Select, from the material below, each line with "Information" in it.
──────────────────────────────
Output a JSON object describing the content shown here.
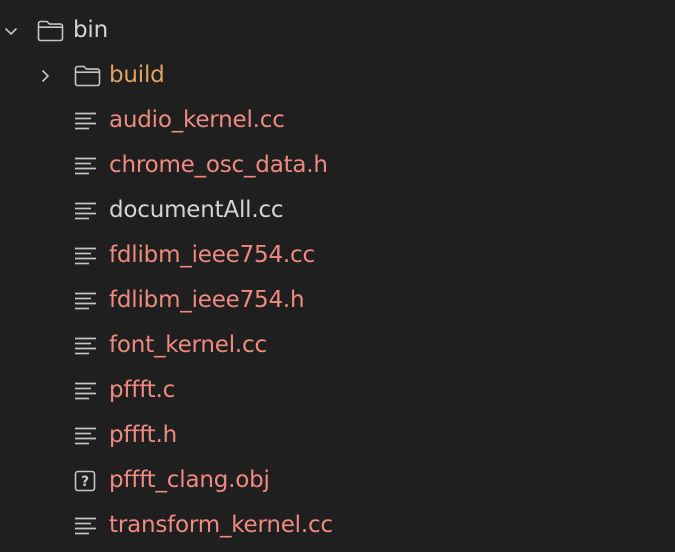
{
  "explorer": {
    "root": {
      "label": "bin",
      "expanded": true,
      "icon": "folder-icon",
      "color": "#d4d4d4"
    },
    "items": [
      {
        "label": "build",
        "type": "folder",
        "icon": "folder-icon",
        "color": "#e2a062"
      },
      {
        "label": "audio_kernel.cc",
        "type": "file",
        "icon": "lines-file-icon",
        "color": "#ef8a80"
      },
      {
        "label": "chrome_osc_data.h",
        "type": "file",
        "icon": "lines-file-icon",
        "color": "#ef8a80"
      },
      {
        "label": "documentAll.cc",
        "type": "file",
        "icon": "lines-file-icon",
        "color": "#d4d4d4"
      },
      {
        "label": "fdlibm_ieee754.cc",
        "type": "file",
        "icon": "lines-file-icon",
        "color": "#ef8a80"
      },
      {
        "label": "fdlibm_ieee754.h",
        "type": "file",
        "icon": "lines-file-icon",
        "color": "#ef8a80"
      },
      {
        "label": "font_kernel.cc",
        "type": "file",
        "icon": "lines-file-icon",
        "color": "#ef8a80"
      },
      {
        "label": "pffft.c",
        "type": "file",
        "icon": "lines-file-icon",
        "color": "#ef8a80"
      },
      {
        "label": "pffft.h",
        "type": "file",
        "icon": "lines-file-icon",
        "color": "#ef8a80"
      },
      {
        "label": "pffft_clang.obj",
        "type": "file",
        "icon": "unknown-file-icon",
        "color": "#ef8a80"
      },
      {
        "label": "transform_kernel.cc",
        "type": "file",
        "icon": "lines-file-icon",
        "color": "#ef8a80"
      }
    ]
  }
}
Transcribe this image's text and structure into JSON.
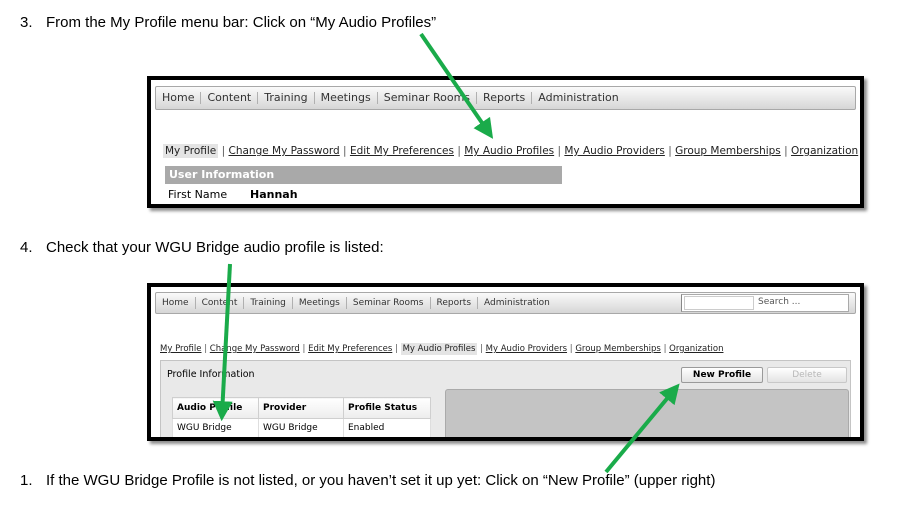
{
  "step3": {
    "num": "3.",
    "text": "From the My Profile menu bar: Click on “My Audio Profiles”"
  },
  "step4": {
    "num": "4.",
    "text": "Check that your WGU Bridge audio profile is listed:"
  },
  "step1": {
    "num": "1.",
    "text": "If the WGU Bridge Profile is not listed, or you haven’t set it up yet: Click on “New Profile” (upper right)"
  },
  "menu": [
    "Home",
    "Content",
    "Training",
    "Meetings",
    "Seminar Rooms",
    "Reports",
    "Administration"
  ],
  "subnav": [
    "My Profile",
    "Change My Password",
    "Edit My Preferences",
    "My Audio Profiles",
    "My Audio Providers",
    "Group Memberships",
    "Organization"
  ],
  "screenshot1": {
    "section_header": "User Information",
    "first_name_label": "First Name",
    "first_name_value": "Hannah"
  },
  "screenshot2": {
    "search_placeholder": "Search ...",
    "panel_title": "Profile Information",
    "new_profile_label": "New Profile",
    "delete_label": "Delete",
    "table": {
      "headers": [
        "Audio Profile",
        "Provider",
        "Profile Status"
      ],
      "rows": [
        [
          "WGU Bridge",
          "WGU Bridge",
          "Enabled"
        ]
      ]
    }
  },
  "colors": {
    "arrow": "#1aab4a",
    "header_bar": "#a9a9a9"
  }
}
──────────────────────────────
*Output of the exercise:*
    "section_header": "User Information",
    "panel_title": "Profile Information",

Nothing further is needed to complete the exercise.